Last year, the Federal Trade Commission (FTC) revised its Guides for the Use of Endorsements and Testimonials in Advertising to illustrate how those guidelines would apply to endorsements made in the online context. In its Guides, the FTC clarified that employees posting To Friend or Not to Friend (continued from page 1) online content that endorses or otherwise promotes their employer’s products or services must disclose the employment relationship. The rationale is that the employment relationship would be a material factor to the consumer in evaluating the endorsement. As a result, employers should caution their employees against endorsing their products and services using social media unless they also mention their employment.
Although compliance with the Guides is voluntary, the FTC has stated that it will treat activities inconsistent with its Guides as a violation of the Federal Trade Commission Act. The FTC has already demonstrated its willingness to do so, charging Reverb Communications with a violation of the FTC Act after its employees took to social media sites to promote video games developed by companies Reverb represented. The employees’ posts, such as “amazing new game” and “really cool game,” did not disclose that the posters were employed by Reverb and thus, in the FTC’s view, constituted unfair or deceptive trade practices.
Special Privacy Considerations for Regulated Organizations
Social media is presenting special problems for organizations that are highly regulated on privacy matters – namely health care providers and financial institutions regulated under HIPAA and the Gramm-Leach-Bliley Act (GLBA), respectively. By virtue of the scope of those regulations, virtually any information about an individual who has received services from those organizations is subject to very restrictive limits on disclosure. As a result, employees of these organizations must be strongly cautioned against making inappropriate disclosures through social media. A remarkable number of such organizations have already experienced breaches as employees, emboldened by social media’s veil of seeming anonymity, take to the Internet to vent about patients and customers, ignorant or careless of the legal violations they are committing.
In light of the popularity and pervasiveness of Facebook and other social media sites, every organization needs a clear, documented policy to govern their employees’ virtually inevitable use of these sites. In light of the constantly-evolving nature of these applications, and their attendant threats and risks, that policy should be revisited often. Employers and employees need to consider a variety of topics, including those described above.
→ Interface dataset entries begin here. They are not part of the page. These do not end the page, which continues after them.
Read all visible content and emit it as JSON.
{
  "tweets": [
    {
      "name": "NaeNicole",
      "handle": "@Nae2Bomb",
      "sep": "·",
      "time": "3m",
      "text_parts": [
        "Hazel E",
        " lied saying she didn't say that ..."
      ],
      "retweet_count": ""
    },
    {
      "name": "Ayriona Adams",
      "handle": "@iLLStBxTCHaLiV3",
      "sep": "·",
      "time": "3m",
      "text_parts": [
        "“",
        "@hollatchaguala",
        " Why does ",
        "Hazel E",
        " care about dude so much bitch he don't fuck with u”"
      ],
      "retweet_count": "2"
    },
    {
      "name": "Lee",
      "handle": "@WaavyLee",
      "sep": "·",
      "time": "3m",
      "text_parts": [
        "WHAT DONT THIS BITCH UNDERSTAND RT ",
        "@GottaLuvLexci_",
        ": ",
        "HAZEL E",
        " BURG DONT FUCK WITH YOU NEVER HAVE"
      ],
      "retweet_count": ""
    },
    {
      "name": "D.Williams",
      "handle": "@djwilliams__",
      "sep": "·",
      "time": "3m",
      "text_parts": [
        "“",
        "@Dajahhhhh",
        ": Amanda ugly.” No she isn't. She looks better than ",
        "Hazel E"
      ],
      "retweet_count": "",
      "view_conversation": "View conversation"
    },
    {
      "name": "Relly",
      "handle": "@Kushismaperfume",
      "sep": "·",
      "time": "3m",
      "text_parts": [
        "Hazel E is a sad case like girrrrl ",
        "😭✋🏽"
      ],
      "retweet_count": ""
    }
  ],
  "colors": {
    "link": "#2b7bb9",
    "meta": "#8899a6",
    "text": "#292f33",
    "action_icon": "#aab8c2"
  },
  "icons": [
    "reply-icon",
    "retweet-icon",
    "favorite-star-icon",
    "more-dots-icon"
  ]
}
As to each topic, there may be no clear right or wrong approach, but rest assured that one thing is clear: the worst position with regard to social media is to say nothing.
Reprinted from the North Carolina Bar Association’s Employment Law Newsletter, September 2010